The latest Hyundai Elantra features a driver-oriented cockpit with easy-to-use controls that are well within reach. Seating is comfortable and nicely bolstered. The Elantra’s rear seats provide adequate room for two adults or three children.

The new Elantra is surprisingly well-equipped considering the attractive pricing. Fully loaded models offer active safety technologies usually reserved for premium vehicles, including lane keeping assist, HID headlights with dynamic bending light, adaptive cruise control and automatic braking with pedestrian detection.

Chief competitors for the Hyundai Elantra include the Ford Focus, Toyota Corolla, Dodge Dart, Chevrolet Cruze and Honda Civic. Shoppers might also consider the Volkswagen Jetta, Mazda3, Subaru Impreza and Kia Forte.

Earlier Hyundai Elantra Models

The fourth-generation Hyundai Elantra was introduced for the 2007 model year. A 138-horsepower, 2.0-liter four-cylinder engine and a five-speed manual transmission are standard, while a four-speed automatic transmission was available as an option.

When it debuted, the fourth-generation Elantra was offered in four trim levels. Base models offered little in the way of standard equipment, with features like air conditioning and a stereo system available as options. Higher trims brought in these items, as well as features like alloy wheels, cruise control, satellite radio, leather upholstery and heated front seats.

Safety features like electronic stability control were first made available for the 2008 model year, but did not become standard until the Elantra was redesigned for 2011.

The Elantra received some interior updates for 2009, along with a revised suspension system. A USB port was also added to the options list.
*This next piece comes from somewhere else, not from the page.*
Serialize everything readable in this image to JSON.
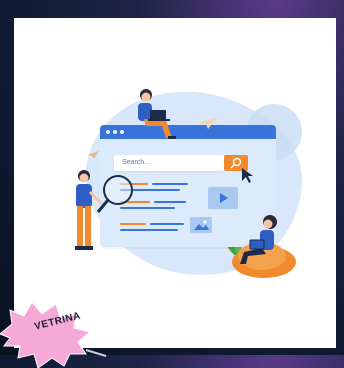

In its last year before a full redesign, the 2010 Elantra saw minor trim shuffling with the introduction of a new base model, as well as some small exterior updates.

The fifth-generation Hyundai Elantra was introduced in 2011. It was offered as a coupe, sedan or a hatchback, depending on the model year.

When it debuted, the fifth-generation Elantra was powered by a 1.8-liter four-cylinder engine making 145 horsepower. A six-speed manual transmission was standard and a six-speed automatic was optional.

A more powerful, 2.0-liter four-cylinder engine became available for the 2014 model year. This engine makes 173 horsepower and comes standard with Elantra coupe and GT models.

The Hyundai Elantra’s exterior is marked by a narrow, horizontal upper grille, oversized wraparound headlamp assemblies, a pronounced lower grille opening and distinctive incisions housing the available fog lights. A rising beltline, upper and lower profile character lines and a sloping roofline ease into a raised rear deck to define this model. At the rear are wraparound tail lamps and a single exhaust port.

The Elantra GT offers distinctive exterior features that include an oversized trapezoidal grille, a rear spoiler and wiper and rear fog lights.

The Hyundai Elantra provides room for five with nearly 96 cubic feet of passenger space, which is equal to what some midsize sedans offer. Choose the Elantra GT and you have 23 cubic feet of storage space behind the second row, which expands to 53 cubic feet with the rear seat folded.

The instrument panel features a two analog display — tachometer and speedometer — with a digital driver’s information center also present. Every model comes equipped with power accessories, a 60-40 split-folding rear seat, USB and auxiliary input jacks, a 12-volt outlet and satellite radio. More standard features were introduced for the 2014 model year, including air conditioning and cruise control.

Common upgrades include push-button start, aluminum pedals, leather seats, a touch-screen audio system and Bluetooth connectivity. In-door storage pockets, cup holders and concealed storage compartments are included.